- [RECORDS PROVIDED]
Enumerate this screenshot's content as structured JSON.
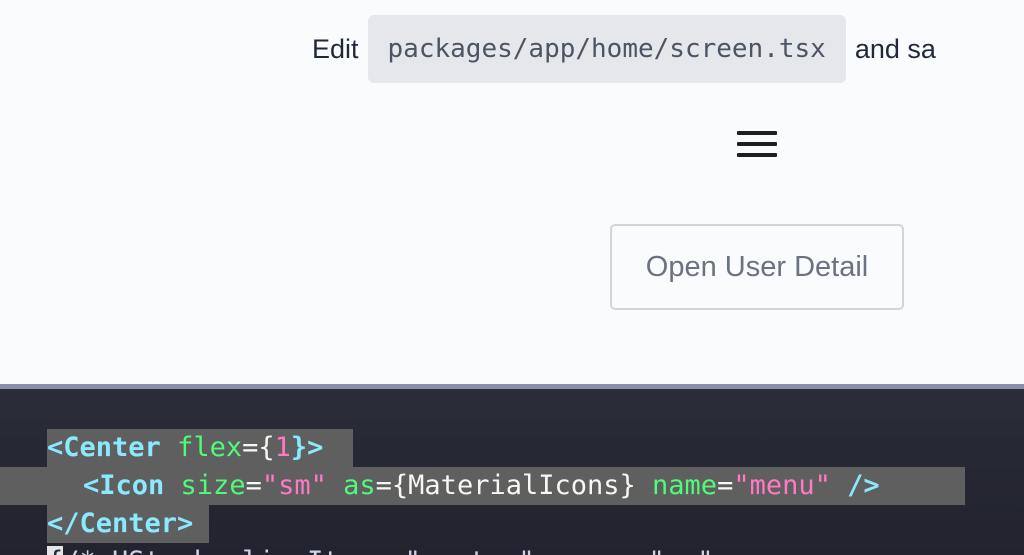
{
  "app": {
    "edit_prefix": "Edit",
    "edit_path": "packages/app/home/screen.tsx",
    "edit_suffix": "and sa",
    "menu_icon": "hamburger-menu-icon",
    "open_user_detail_label": "Open User Detail"
  },
  "editor": {
    "line1": {
      "open": "<Center",
      "attr": "flex",
      "eq": "={",
      "num": "1",
      "close": "}>"
    },
    "line2": {
      "open": "<Icon",
      "attr_size": "size",
      "eq1": "=",
      "val_size": "\"sm\"",
      "attr_as": "as",
      "eq2": "={",
      "val_as": "MaterialIcons",
      "brace_close": "}",
      "attr_name": "name",
      "eq3": "=",
      "val_name": "\"menu\"",
      "self_close": "/>"
    },
    "line3": {
      "close_tag": "</Center>"
    },
    "line4": {
      "cursor": "{",
      "rest": "/* HStack alignItems=\"center\" space=\"sm\">"
    }
  },
  "colors": {
    "preview_bg": "#f9fbfd",
    "editor_bg": "#262834",
    "selection": "#5e5f5e",
    "tag": "#8be9fd",
    "attr": "#50fa7b",
    "string": "#ff79c6"
  }
}
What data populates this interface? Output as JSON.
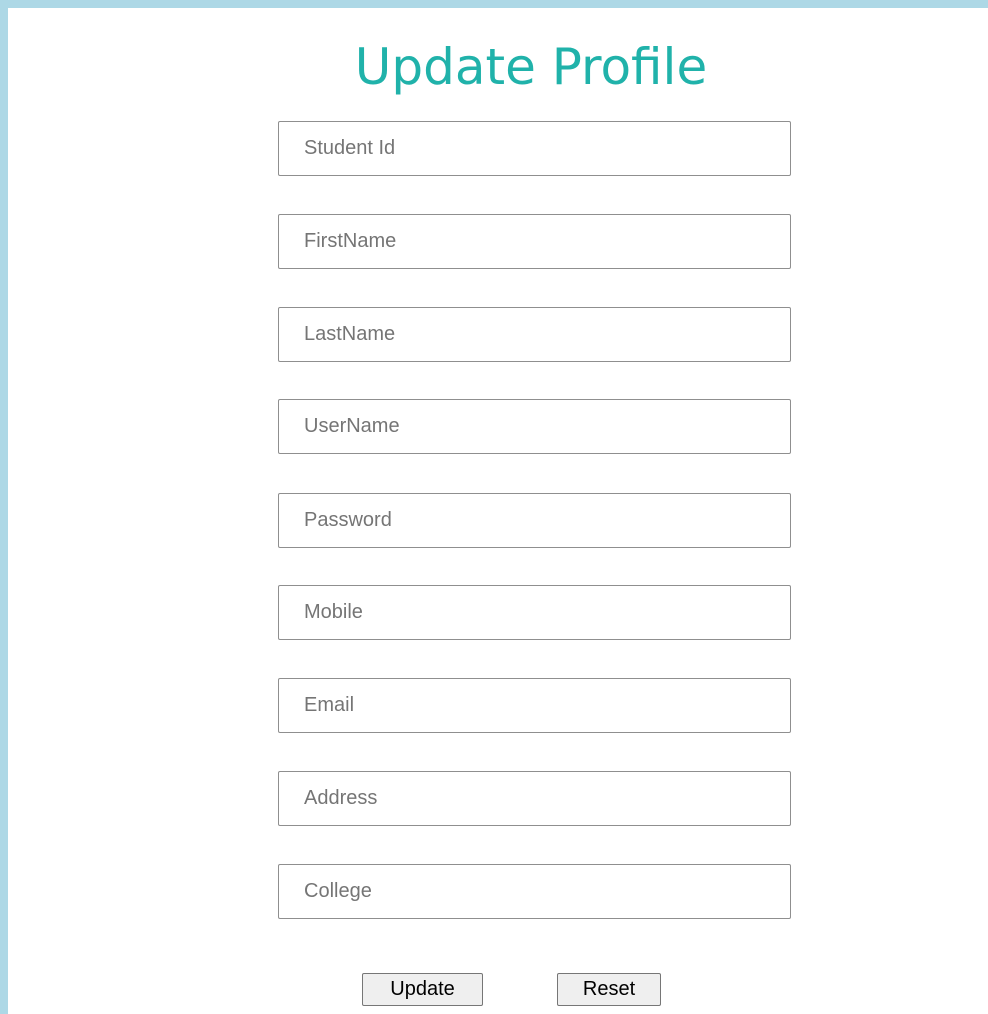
{
  "page": {
    "title": "Update Profile",
    "accent_color": "#20b2aa",
    "frame_color": "#add8e6"
  },
  "form": {
    "fields": [
      {
        "placeholder": "Student Id",
        "value": ""
      },
      {
        "placeholder": "FirstName",
        "value": ""
      },
      {
        "placeholder": "LastName",
        "value": ""
      },
      {
        "placeholder": "UserName",
        "value": ""
      },
      {
        "placeholder": "Password",
        "value": ""
      },
      {
        "placeholder": "Mobile",
        "value": ""
      },
      {
        "placeholder": "Email",
        "value": ""
      },
      {
        "placeholder": "Address",
        "value": ""
      },
      {
        "placeholder": "College",
        "value": ""
      }
    ],
    "update_label": "Update",
    "reset_label": "Reset"
  }
}
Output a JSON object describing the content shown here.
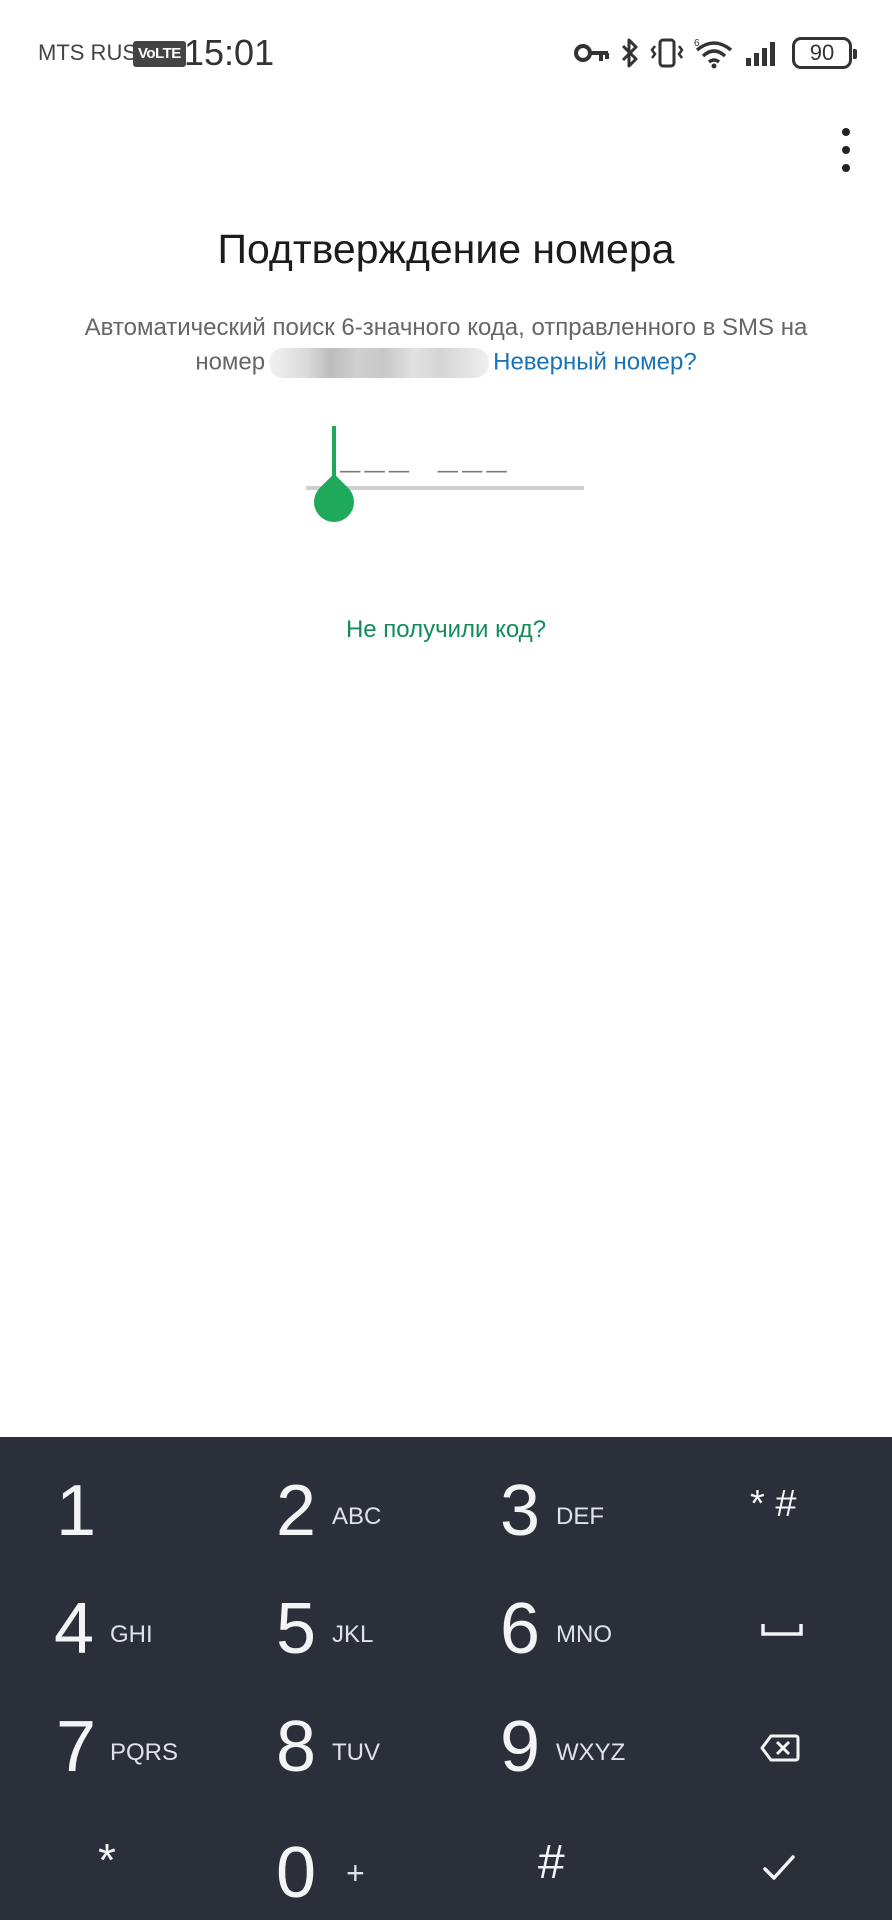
{
  "status_bar": {
    "carrier": "MTS RUS",
    "volte": "VoLTE",
    "time": "15:01",
    "battery": "90",
    "icons": [
      "key-icon",
      "bluetooth-icon",
      "vibrate-icon",
      "wifi-6-icon",
      "signal-icon",
      "battery-icon"
    ]
  },
  "header": {
    "menu_icon": "more-vert-icon"
  },
  "verify": {
    "title": "Подтверждение номера",
    "description_line1": "Автоматический поиск 6-значного кода, отправленного в SMS на",
    "description_prefix": "номер",
    "wrong_number": "Неверный номер?",
    "code_placeholder": "___ ___",
    "code_value": "",
    "resend": "Не получили код?"
  },
  "keypad": {
    "keys": [
      {
        "num": "1",
        "sub": ""
      },
      {
        "num": "2",
        "sub": "ABC"
      },
      {
        "num": "3",
        "sub": "DEF"
      },
      {
        "num": "* #",
        "sub": ""
      },
      {
        "num": "4",
        "sub": "GHI"
      },
      {
        "num": "5",
        "sub": "JKL"
      },
      {
        "num": "6",
        "sub": "MNO"
      },
      {
        "num": "␣",
        "sub": ""
      },
      {
        "num": "7",
        "sub": "PQRS"
      },
      {
        "num": "8",
        "sub": "TUV"
      },
      {
        "num": "9",
        "sub": "WXYZ"
      },
      {
        "num": "⌫",
        "sub": ""
      },
      {
        "num": "*",
        "sub": ""
      },
      {
        "num": "0",
        "sub": "+"
      },
      {
        "num": "#",
        "sub": ""
      },
      {
        "num": "✓",
        "sub": ""
      }
    ]
  },
  "colors": {
    "accent_green": "#1eaa5a",
    "link_blue": "#1a73b8",
    "keypad_bg": "#2a2f3a"
  }
}
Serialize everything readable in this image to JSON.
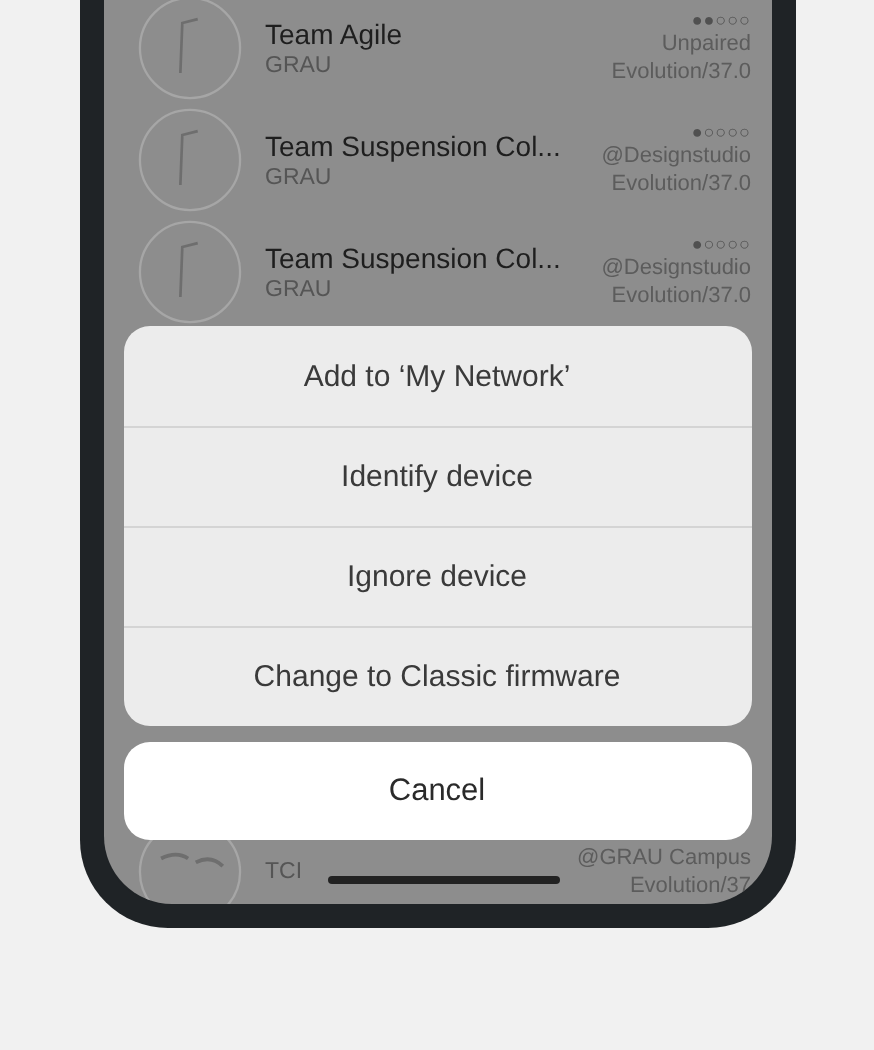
{
  "devices": [
    {
      "name": "Team Agile",
      "subtitle": "GRAU",
      "signal": "●●○○○",
      "owner": "Unpaired",
      "version": "Evolution/37.0"
    },
    {
      "name": "Team Suspension Col...",
      "subtitle": "GRAU",
      "signal": "●○○○○",
      "owner": "@Designstudio",
      "version": "Evolution/37.0"
    },
    {
      "name": "Team Suspension Col...",
      "subtitle": "GRAU",
      "signal": "●○○○○",
      "owner": "@Designstudio",
      "version": "Evolution/37.0"
    }
  ],
  "partial_device": {
    "subtitle": "TCI",
    "owner": "@GRAU Campus",
    "version": "Evolution/37"
  },
  "action_sheet": {
    "actions": [
      "Add to ‘My Network’",
      "Identify device",
      "Ignore device",
      "Change to Classic firmware"
    ],
    "cancel": "Cancel"
  }
}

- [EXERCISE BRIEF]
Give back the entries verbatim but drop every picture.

- [TASK OUTPUT]
Enumerate this screenshot's content as structured JSON.
{
  "app": {
    "edit_prefix": "Edit",
    "edit_path": "packages/app/home/screen.tsx",
    "edit_suffix": "and sa",
    "menu_icon": "hamburger-menu-icon",
    "open_user_detail_label": "Open User Detail"
  },
  "editor": {
    "line1": {
      "open": "<Center",
      "attr": "flex",
      "eq": "={",
      "num": "1",
      "close": "}>"
    },
    "line2": {
      "open": "<Icon",
      "attr_size": "size",
      "eq1": "=",
      "val_size": "\"sm\"",
      "attr_as": "as",
      "eq2": "={",
      "val_as": "MaterialIcons",
      "brace_close": "}",
      "attr_name": "name",
      "eq3": "=",
      "val_name": "\"menu\"",
      "self_close": "/>"
    },
    "line3": {
      "close_tag": "</Center>"
    },
    "line4": {
      "cursor": "{",
      "rest": "/* HStack alignItems=\"center\" space=\"sm\">"
    }
  },
  "colors": {
    "preview_bg": "#f9fbfd",
    "editor_bg": "#262834",
    "selection": "#5e5f5e",
    "tag": "#8be9fd",
    "attr": "#50fa7b",
    "string": "#ff79c6"
  }
}
What data populates this interface? Output as JSON.
{
  "page": {
    "title": "Update Profile",
    "accent_color": "#20b2aa",
    "frame_color": "#add8e6"
  },
  "form": {
    "fields": [
      {
        "placeholder": "Student Id",
        "value": ""
      },
      {
        "placeholder": "FirstName",
        "value": ""
      },
      {
        "placeholder": "LastName",
        "value": ""
      },
      {
        "placeholder": "UserName",
        "value": ""
      },
      {
        "placeholder": "Password",
        "value": ""
      },
      {
        "placeholder": "Mobile",
        "value": ""
      },
      {
        "placeholder": "Email",
        "value": ""
      },
      {
        "placeholder": "Address",
        "value": ""
      },
      {
        "placeholder": "College",
        "value": ""
      }
    ],
    "update_label": "Update",
    "reset_label": "Reset"
  }
}
Output a JSON object describing the content shown here.
{
  "status_bar": {
    "carrier": "MTS RUS",
    "volte": "VoLTE",
    "time": "15:01",
    "battery": "90",
    "icons": [
      "key-icon",
      "bluetooth-icon",
      "vibrate-icon",
      "wifi-6-icon",
      "signal-icon",
      "battery-icon"
    ]
  },
  "header": {
    "menu_icon": "more-vert-icon"
  },
  "verify": {
    "title": "Подтверждение номера",
    "description_line1": "Автоматический поиск 6-значного кода, отправленного в SMS на",
    "description_prefix": "номер",
    "wrong_number": "Неверный номер?",
    "code_placeholder": "___ ___",
    "code_value": "",
    "resend": "Не получили код?"
  },
  "keypad": {
    "keys": [
      {
        "num": "1",
        "sub": ""
      },
      {
        "num": "2",
        "sub": "ABC"
      },
      {
        "num": "3",
        "sub": "DEF"
      },
      {
        "num": "* #",
        "sub": ""
      },
      {
        "num": "4",
        "sub": "GHI"
      },
      {
        "num": "5",
        "sub": "JKL"
      },
      {
        "num": "6",
        "sub": "MNO"
      },
      {
        "num": "␣",
        "sub": ""
      },
      {
        "num": "7",
        "sub": "PQRS"
      },
      {
        "num": "8",
        "sub": "TUV"
      },
      {
        "num": "9",
        "sub": "WXYZ"
      },
      {
        "num": "⌫",
        "sub": ""
      },
      {
        "num": "*",
        "sub": ""
      },
      {
        "num": "0",
        "sub": "+"
      },
      {
        "num": "#",
        "sub": ""
      },
      {
        "num": "✓",
        "sub": ""
      }
    ]
  },
  "colors": {
    "accent_green": "#1eaa5a",
    "link_blue": "#1a73b8",
    "keypad_bg": "#2a2f3a"
  }
}
Serialize everything readable in this image to JSON.
{
  "devices": [
    {
      "name": "Team Agile",
      "subtitle": "GRAU",
      "signal": "●●○○○",
      "owner": "Unpaired",
      "version": "Evolution/37.0"
    },
    {
      "name": "Team Suspension Col...",
      "subtitle": "GRAU",
      "signal": "●○○○○",
      "owner": "@Designstudio",
      "version": "Evolution/37.0"
    },
    {
      "name": "Team Suspension Col...",
      "subtitle": "GRAU",
      "signal": "●○○○○",
      "owner": "@Designstudio",
      "version": "Evolution/37.0"
    }
  ],
  "partial_device": {
    "subtitle": "TCI",
    "owner": "@GRAU Campus",
    "version": "Evolution/37"
  },
  "action_sheet": {
    "actions": [
      "Add to ‘My Network’",
      "Identify device",
      "Ignore device",
      "Change to Classic firmware"
    ],
    "cancel": "Cancel"
  }
}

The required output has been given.